**WHAT YOU WILL DO:**
Which lines of the entries contain the string "папку"? Please find them and copy them.

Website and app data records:
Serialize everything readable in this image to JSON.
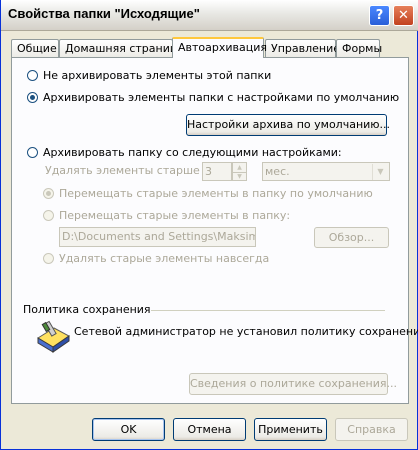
{
  "window": {
    "title": "Свойства папки \"Исходящие\"",
    "help_icon": "?",
    "close_icon": "✕"
  },
  "tabs": [
    "Общие",
    "Домашняя страница",
    "Автоархивация",
    "Управление",
    "Формы"
  ],
  "active_tab": "Автоархивация",
  "options": {
    "no_archive": "Не архивировать элементы этой папки",
    "archive_default": "Архивировать элементы папки с настройками по умолчанию",
    "default_settings_button": "Настройки архива по умолчанию...",
    "archive_custom": "Архивировать папку со следующими настройками:",
    "delete_older_label": "Удалять элементы старше",
    "delete_older_value": "3",
    "period_unit": "мес.",
    "move_default": "Перемещать старые элементы в папку по умолчанию",
    "move_to_folder": "Перемещать старые элементы в папку:",
    "folder_path": "D:\\Documents and Settings\\Maksim\\Loca",
    "browse_button": "Обзор...",
    "delete_forever": "Удалять старые элементы навсегда"
  },
  "retention": {
    "group_title": "Политика сохранения",
    "message": "Сетевой администратор не установил политику сохранения.",
    "info_button": "Сведения о политике сохранения..."
  },
  "footer": {
    "ok": "OK",
    "cancel": "Отмена",
    "apply": "Применить",
    "help": "Справка"
  }
}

**SOLUTION TO THE EXERCISE:**
    "archive_custom": "Архивировать папку со следующими настройками:",
    "move_default": "Перемещать старые элементы в папку по умолчанию",
    "move_to_folder": "Перемещать старые элементы в папку:",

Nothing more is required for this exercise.